Understand that every golf club has a single “sweet spot”–that pinpoint place where the smash factor is optimized—where clubhead speed translates to ball speed at the highest efficiency. On almost all wedges, that spot is very low on the clubhead, as indicated by the “A” arrow here, and robotic testing reveals that smash factor to be in the range of 1.16-1.18, meaning the ball speed is 16-18% higher than the clubhead speed.

To put that in perspective, smash factor on drivers can be as high as 1.55 or even a bit more, and it’s barely below that in your modern game improvement 7-iron. The fact is—wedges are just not as efficient in this measure, primarily because of the glancing blow I mentioned earlier.

But–and here’s the kicker–if you move impact up the face of a wedge just half to five-eights of an inch from the typical recreational golfer’s impact point, as indicated by the “B” arrow, smash factor on ‘tour design’ wedges can be reduced to as low as 0.92 to 0.95. That costs you 40 to 60 feet on a 90-yard wedge shot . . . because you missed “perfect” by a half-inch or less!

So, that shot you know all too well—the ball sitting up and caught a bit high in the face—is going fall in the front bunker or worse. That result is not all your fault. The reduced distance is a function of the diminished smash factor of the wedge head itself.

That same half-inch miss with your driver or even your game-improvement 7-iron is hardly noticeable.

Your Reaction?
  • 89
  • LEGIT15
  • WOW7
  • LOL3
  • IDHT0
  • FLOP0
  • OB0
  • SHANK1

Continue Reading

Golf's Perfect Imperfections

Golf’s Perfect Imperfections: Breakthrough mental tools to play the golf of your dreams



Incredibly important talk! A must listen to the words of Dr. Karl Morris, ham-and-egging with the golf imperfections trio. Like listening to top athletes around a campfire. This talk will helps all ages and skills in any sport.

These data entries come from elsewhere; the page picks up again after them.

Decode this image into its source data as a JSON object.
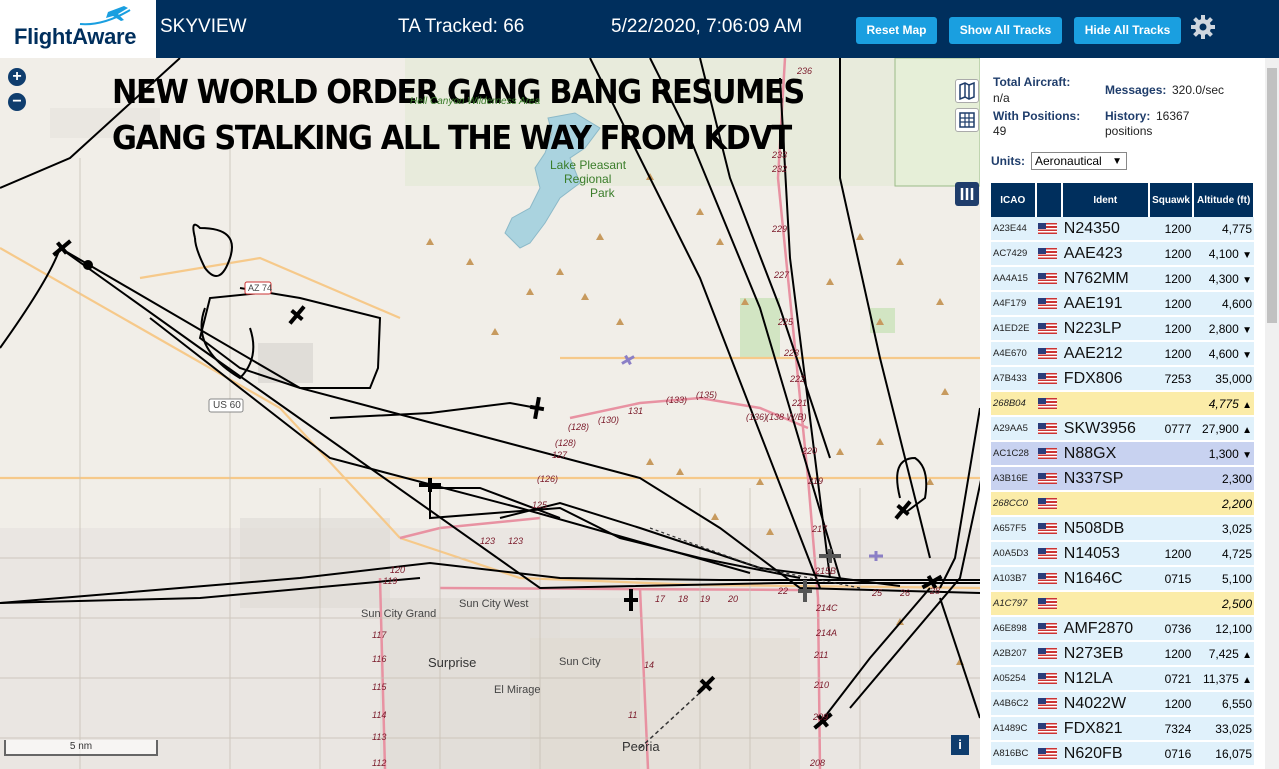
{
  "header": {
    "brand": "FlightAware",
    "app_name": "SKYVIEW",
    "tracked": "TA Tracked: 66",
    "datetime": "5/22/2020, 7:06:09 AM",
    "reset_label": "Reset Map",
    "show_label": "Show All Tracks",
    "hide_label": "Hide All Tracks",
    "settings_icon": "gear-icon"
  },
  "map": {
    "zoom_in": "+",
    "zoom_out": "−",
    "overlay_line1": "NEW WORLD ORDER GANG BANG RESUMES",
    "overlay_line2": "GANG STALKING ALL THE WAY FROM KDVT",
    "scale_label": "5 nm",
    "info_label": "i",
    "labels": {
      "wilderness": "Hell Canyon Wilderness Area",
      "lake1": "Lake Pleasant",
      "lake2": "Regional",
      "lake3": "Park",
      "us60": "US 60",
      "sun_city_grand": "Sun City Grand",
      "sun_city_west": "Sun City West",
      "surprise": "Surprise",
      "sun_city": "Sun City",
      "el_mirage": "El Mirage",
      "peoria": "Peoria",
      "a74": "AZ 74"
    }
  },
  "stats": {
    "total_label": "Total Aircraft:",
    "total_value": "n/a",
    "messages_label": "Messages:",
    "messages_value": "320.0/sec",
    "positions_label": "With Positions:",
    "positions_value": "49",
    "history_label": "History:",
    "history_value": "16367",
    "history_unit": "positions",
    "units_label": "Units:",
    "units_value": "Aeronautical"
  },
  "table": {
    "headers": [
      "ICAO",
      "",
      "Ident",
      "Squawk",
      "Altitude (ft)"
    ],
    "rows": [
      {
        "icao": "A23E44",
        "ident": "N24350",
        "squawk": "1200",
        "alt": "4,775",
        "trend": "",
        "style": "row"
      },
      {
        "icao": "AC7429",
        "ident": "AAE423",
        "squawk": "1200",
        "alt": "4,100",
        "trend": "▼",
        "style": "row"
      },
      {
        "icao": "AA4A15",
        "ident": "N762MM",
        "squawk": "1200",
        "alt": "4,300",
        "trend": "▼",
        "style": "row"
      },
      {
        "icao": "A4F179",
        "ident": "AAE191",
        "squawk": "1200",
        "alt": "4,600",
        "trend": "",
        "style": "row"
      },
      {
        "icao": "A1ED2E",
        "ident": "N223LP",
        "squawk": "1200",
        "alt": "2,800",
        "trend": "▼",
        "style": "row"
      },
      {
        "icao": "A4E670",
        "ident": "AAE212",
        "squawk": "1200",
        "alt": "4,600",
        "trend": "▼",
        "style": "row"
      },
      {
        "icao": "A7B433",
        "ident": "FDX806",
        "squawk": "7253",
        "alt": "35,000",
        "trend": "",
        "style": "row"
      },
      {
        "icao": "268B04",
        "ident": "",
        "squawk": "",
        "alt": "4,775",
        "trend": "▲",
        "style": "row yellow"
      },
      {
        "icao": "A29AA5",
        "ident": "SKW3956",
        "squawk": "0777",
        "alt": "27,900",
        "trend": "▲",
        "style": "row"
      },
      {
        "icao": "AC1C28",
        "ident": "N88GX",
        "squawk": "",
        "alt": "1,300",
        "trend": "▼",
        "style": "row sel"
      },
      {
        "icao": "A3B16E",
        "ident": "N337SP",
        "squawk": "",
        "alt": "2,300",
        "trend": "",
        "style": "row sel"
      },
      {
        "icao": "268CC0",
        "ident": "",
        "squawk": "",
        "alt": "2,200",
        "trend": "",
        "style": "row yellow"
      },
      {
        "icao": "A657F5",
        "ident": "N508DB",
        "squawk": "",
        "alt": "3,025",
        "trend": "",
        "style": "row"
      },
      {
        "icao": "A0A5D3",
        "ident": "N14053",
        "squawk": "1200",
        "alt": "4,725",
        "trend": "",
        "style": "row"
      },
      {
        "icao": "A103B7",
        "ident": "N1646C",
        "squawk": "0715",
        "alt": "5,100",
        "trend": "",
        "style": "row"
      },
      {
        "icao": "A1C797",
        "ident": "",
        "squawk": "",
        "alt": "2,500",
        "trend": "",
        "style": "row yellow"
      },
      {
        "icao": "A6E898",
        "ident": "AMF2870",
        "squawk": "0736",
        "alt": "12,100",
        "trend": "",
        "style": "row"
      },
      {
        "icao": "A2B207",
        "ident": "N273EB",
        "squawk": "1200",
        "alt": "7,425",
        "trend": "▲",
        "style": "row"
      },
      {
        "icao": "A05254",
        "ident": "N12LA",
        "squawk": "0721",
        "alt": "11,375",
        "trend": "▲",
        "style": "row"
      },
      {
        "icao": "A4B6C2",
        "ident": "N4022W",
        "squawk": "1200",
        "alt": "6,550",
        "trend": "",
        "style": "row"
      },
      {
        "icao": "A1489C",
        "ident": "FDX821",
        "squawk": "7324",
        "alt": "33,025",
        "trend": "",
        "style": "row"
      },
      {
        "icao": "A816BC",
        "ident": "N620FB",
        "squawk": "0716",
        "alt": "16,075",
        "trend": "",
        "style": "row"
      }
    ]
  }
}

Your Reaction?
  • 1
  • LEGIT1
  • WOW1
  • LOL0
  • IDHT0
  • FLOP0
  • OB0
  • SHANK3

Continue Reading